Areas where nanotechnology is used
Today, a life without nanotechnology is hard to imagine. Nanotechnologies – to be more specific: nanomaterials – are already used in numerous products and industrial applications. Our Nanotechnology Products and Applications database already provides an overview of how nanomaterials and nanostructuring applications are used today in industrial and commercial appplications across industries (please note: This is NOT a consumer products database that you can find elsewhere; so no antibacterial socks, bathroom cleaners, face creams, or pet products here...).
Our section "Ten things you should know about nanotechnology" provides you with an excellent first overview of what nanotechnologies are, what they are used for, and what some of the key issues are. If you want to get a more in-depth view of nanotechnology in important industry areas, then this section is for you. Also check out our primer How does nanotechnology work?
Here is a brief overview of some current applications of nanomaterials. Most of them represent evolutionary developments of existing technologies: for example, the reduction in size of electronics devices. They also give us an idea where nanotechnology will take us and where nanotechnology can be used in the future.

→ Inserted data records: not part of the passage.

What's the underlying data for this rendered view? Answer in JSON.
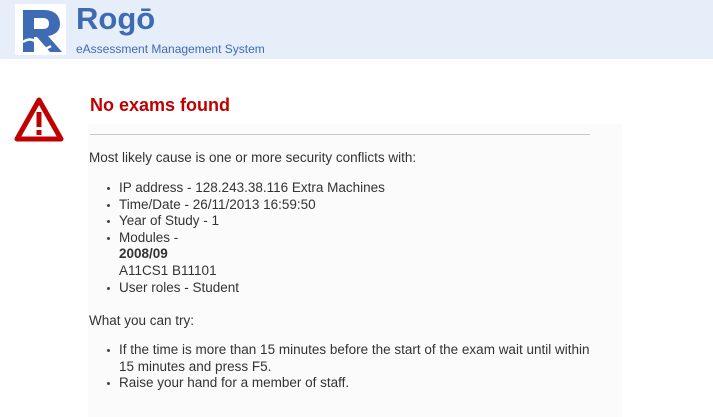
{
  "header": {
    "logo_letter": "R",
    "title": "Rogō",
    "subtitle": "eAssessment Management System"
  },
  "error": {
    "icon": "warning-triangle-icon",
    "title": "No exams found"
  },
  "content": {
    "intro": "Most likely cause is one or more security conflicts with:",
    "conflicts": {
      "ip": "IP address - 128.243.38.116 Extra Machines",
      "time": "Time/Date - 26/11/2013 16:59:50",
      "year": "Year of Study - 1",
      "modules_label": "Modules -",
      "modules_year": "2008/09",
      "modules_codes": "A11CS1 B11101",
      "roles": "User roles - Student"
    },
    "try_heading": "What you can try:",
    "try_items": {
      "wait_line1": "If the time is more than 15 minutes before the start of the exam wait until within",
      "wait_line2": "15 minutes and press F5.",
      "raise_hand": "Raise your hand for a member of staff."
    }
  },
  "colors": {
    "header_bg": "#e6eefa",
    "brand_blue": "#3f6bb4",
    "error_red": "#c00000",
    "text": "#333333"
  }
}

An important use of nanoparticles and nanotubes is in composites, materials that combine one or more separate components and which are designed to exhibit overall the best properties of each component. This multi-functionality applies not only to mechanical properties, but extends to optical, electrical and magnetic ones. Currently, carbon fibres and bundles of multi-walled CNTs are used in polymers to control or enhance conductivity, with applications such as antistatic packaging. The use of individual CNTs in composites is a potential long-term application. A particular type of nanocomposite is where nanoparticles act as fillers in a matrix; for example, carbon black used as a filler to reinforce car tyres. However, particles of carbon black can range from tens to hundreds of nanometres in size, so not all carbon black falls within our definition of nanoparticles.

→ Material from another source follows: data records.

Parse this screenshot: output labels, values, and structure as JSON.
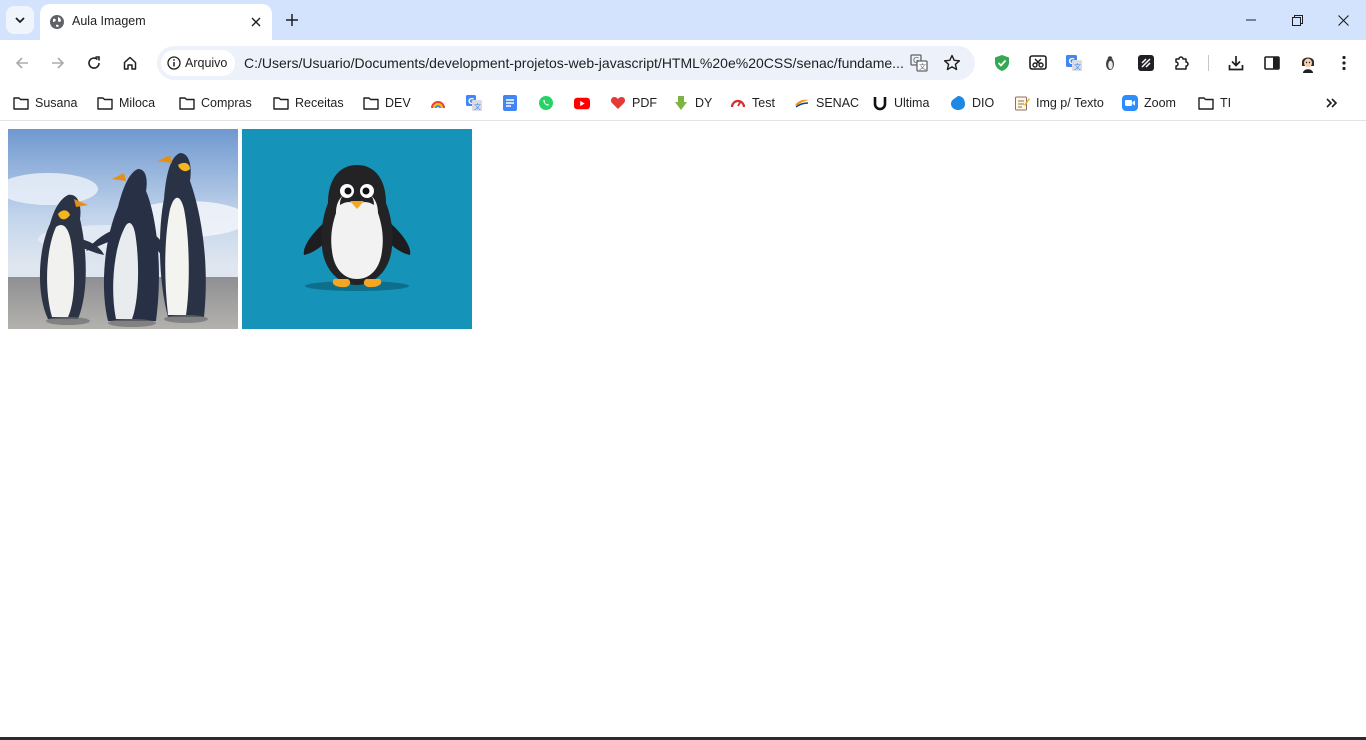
{
  "browser": {
    "tab": {
      "title": "Aula Imagem"
    },
    "address": {
      "site_chip": "Arquivo",
      "url": "C:/Users/Usuario/Documents/development-projetos-web-javascript/HTML%20e%20CSS/senac/fundame..."
    },
    "bookmarks": [
      {
        "label": "Susana",
        "icon": "folder-icon"
      },
      {
        "label": "Miloca",
        "icon": "folder-icon"
      },
      {
        "label": "Compras",
        "icon": "folder-icon"
      },
      {
        "label": "Receitas",
        "icon": "folder-icon"
      },
      {
        "label": "DEV",
        "icon": "folder-icon"
      },
      {
        "label": "",
        "icon": "rainbow-icon"
      },
      {
        "label": "",
        "icon": "google-translate-icon"
      },
      {
        "label": "",
        "icon": "google-docs-icon"
      },
      {
        "label": "",
        "icon": "whatsapp-icon"
      },
      {
        "label": "",
        "icon": "youtube-icon"
      },
      {
        "label": "PDF",
        "icon": "pdf-heart-icon"
      },
      {
        "label": "DY",
        "icon": "download-arrow-icon"
      },
      {
        "label": "Test",
        "icon": "speed-test-icon"
      },
      {
        "label": "SENAC",
        "icon": "senac-icon"
      },
      {
        "label": "Ultima",
        "icon": "ultima-icon"
      },
      {
        "label": "DIO",
        "icon": "dio-icon"
      },
      {
        "label": "Img p/ Texto",
        "icon": "notepad-icon"
      },
      {
        "label": "Zoom",
        "icon": "zoom-icon"
      },
      {
        "label": "TI",
        "icon": "folder-icon"
      }
    ]
  },
  "colors": {
    "tabstrip": "#d3e3fd",
    "omnibox": "#edf2fa",
    "penguin_bg": "#1693b8"
  },
  "page": {
    "images": [
      {
        "name": "penguins-photo"
      },
      {
        "name": "penguin-cartoon"
      }
    ]
  }
}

Clays containing naturally occurring nanoparticles have long been important as construction materials and are undergoing continuous improvement. Clay particle based composites – containing plastics and nano-sized flakes of clay – are also finding applications such as use in car bumpers.

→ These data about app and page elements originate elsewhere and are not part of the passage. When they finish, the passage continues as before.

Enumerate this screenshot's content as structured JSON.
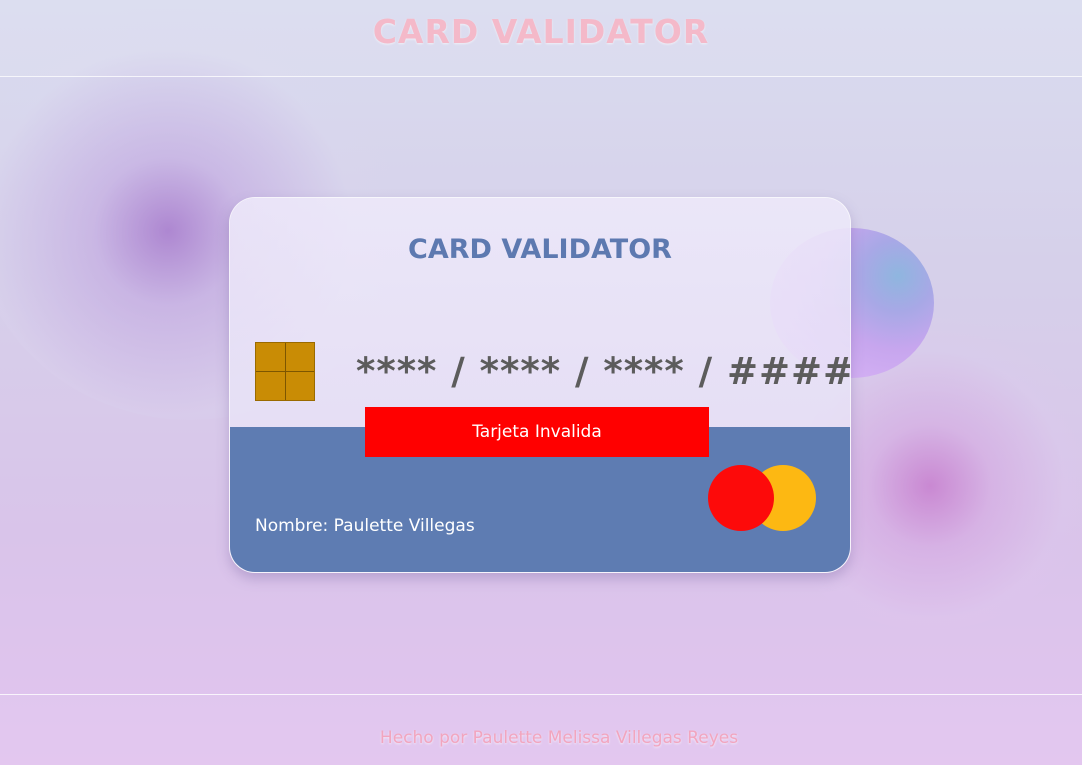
{
  "header": {
    "title": "CARD VALIDATOR"
  },
  "card": {
    "title": "CARD VALIDATOR",
    "masked_number": "**** / **** / **** / ####",
    "status_label": "Tarjeta Invalida",
    "holder_line": "Nombre: Paulette Villegas",
    "chip_icon": "card-chip-icon",
    "brand_icon": "mastercard-logo-icon"
  },
  "footer": {
    "credit": "Hecho por Paulette Melissa Villegas Reyes"
  },
  "colors": {
    "header_title": "#f4b9c9",
    "card_title": "#5d79b0",
    "card_band": "#5e7cb2",
    "status_error": "#ff0000",
    "chip": "#c98c05",
    "logo_red": "#fd0a0a",
    "logo_yellow": "#fdb812",
    "footer_text": "#f2a5be"
  }
}
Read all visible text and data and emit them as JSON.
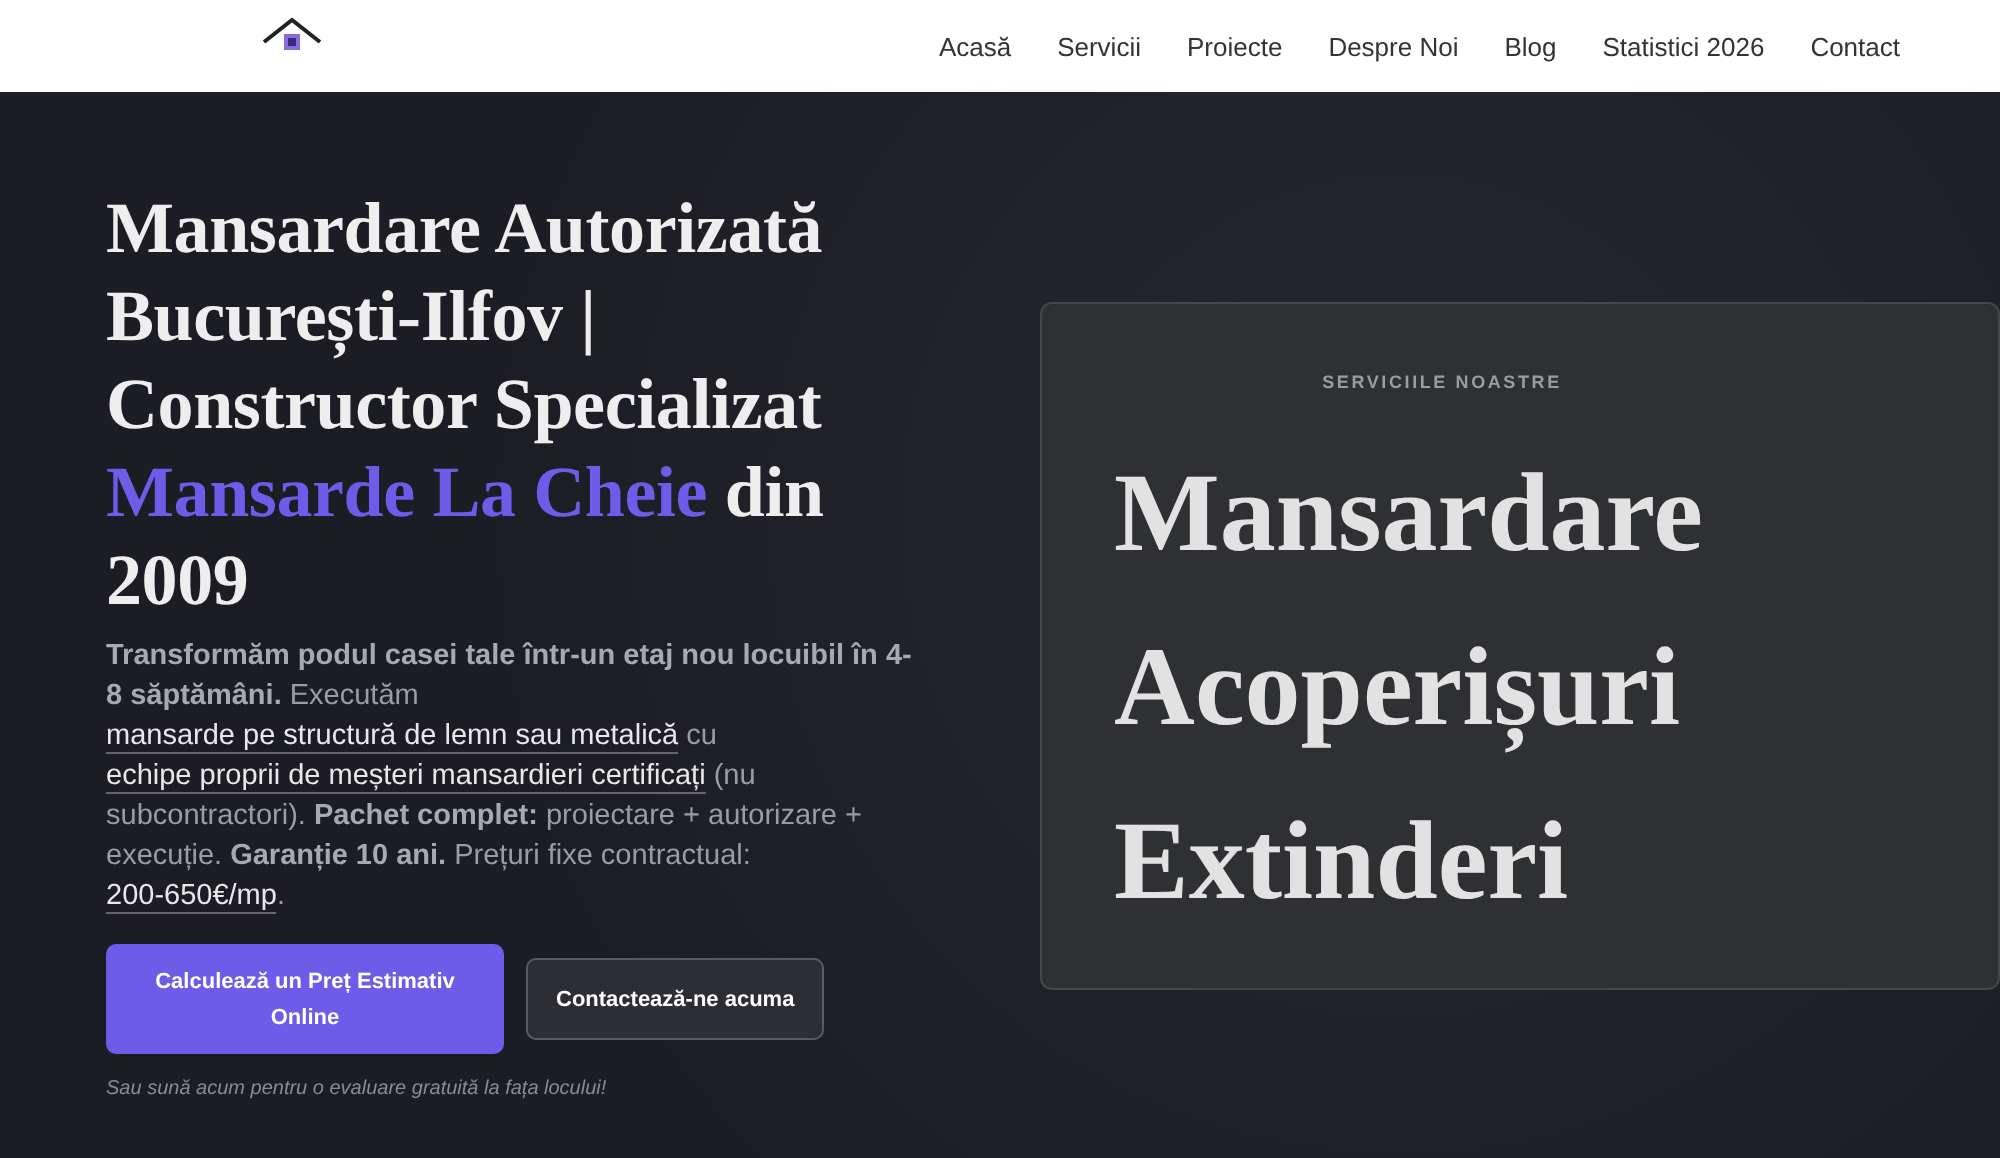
{
  "nav": {
    "items": [
      {
        "label": "Acasă"
      },
      {
        "label": "Servicii"
      },
      {
        "label": "Proiecte"
      },
      {
        "label": "Despre Noi"
      },
      {
        "label": "Blog"
      },
      {
        "label": "Statistici 2026"
      },
      {
        "label": "Contact"
      }
    ]
  },
  "hero": {
    "title": [
      {
        "text": "Mansardare Autorizată București-Ilfov | Constructor Specializat ",
        "kind": "plain"
      },
      {
        "text": "Mansarde La Cheie",
        "kind": "accent"
      },
      {
        "text": " din 2009",
        "kind": "plain"
      }
    ],
    "intro": [
      {
        "text": "Transformăm podul casei tale într-un etaj nou locuibil în 4-8 săptămâni.",
        "kind": "bold"
      },
      {
        "text": " Executăm ",
        "kind": "plain"
      },
      {
        "text": "mansarde pe structură de lemn sau metalică",
        "kind": "link"
      },
      {
        "text": " cu ",
        "kind": "plain"
      },
      {
        "text": "echipe proprii de meșteri mansardieri certificați",
        "kind": "link"
      },
      {
        "text": " (nu subcontractori). ",
        "kind": "plain"
      },
      {
        "text": "Pachet complet:",
        "kind": "bold"
      },
      {
        "text": " proiectare + autorizare + execuție. ",
        "kind": "plain"
      },
      {
        "text": "Garanție 10 ani.",
        "kind": "bold"
      },
      {
        "text": " Prețuri fixe contractual: ",
        "kind": "plain"
      },
      {
        "text": "200-650€/mp",
        "kind": "link"
      },
      {
        "text": ".",
        "kind": "plain"
      }
    ],
    "buttons": [
      {
        "label": "Calculează un Preț Estimativ Online",
        "kind": "primary"
      },
      {
        "label": "Contactează-ne acuma",
        "kind": "secondary"
      }
    ],
    "note": "Sau sună acum pentru o evaluare gratuită la fața locului!"
  },
  "services_card": {
    "eyebrow": "SERVICIILE NOASTRE",
    "items": [
      "Mansardare",
      "Acoperișuri",
      "Extinderi"
    ]
  }
}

Nanocoatings and nanostructured surfaces
Coatings with thickness controlled at the nano- or atomic scale have been in routine production for some time, for example in molecular beam epitaxy or metal oxide chemical vapor deposition for optoelectonic devices, or in catalytically active and chemically functionalized surfaces. Recently developed applications include the self-cleaning window, which is coated in highly activated titanium dioxide, engineered to be highly hydrophobic (water repellent) and antibacterial, and coatings based on nanoparticulate oxides that catalytically destroy chemical agents.
Wear and scratch-resistant hard coatings are significantly improved by nanoscale intermediate layers (or multilayers) between the hard outer layer and the substrate material. The intermediate layers give good bonding and graded matching of elastic and thermal properties, thus improving adhesion. A range of enhanced textiles, such as breathable, waterproof and stainresistant fabrics, have been enabled by the improved control of porosity at the nanoscale and surface roughness in a variety of polymers and inorganics.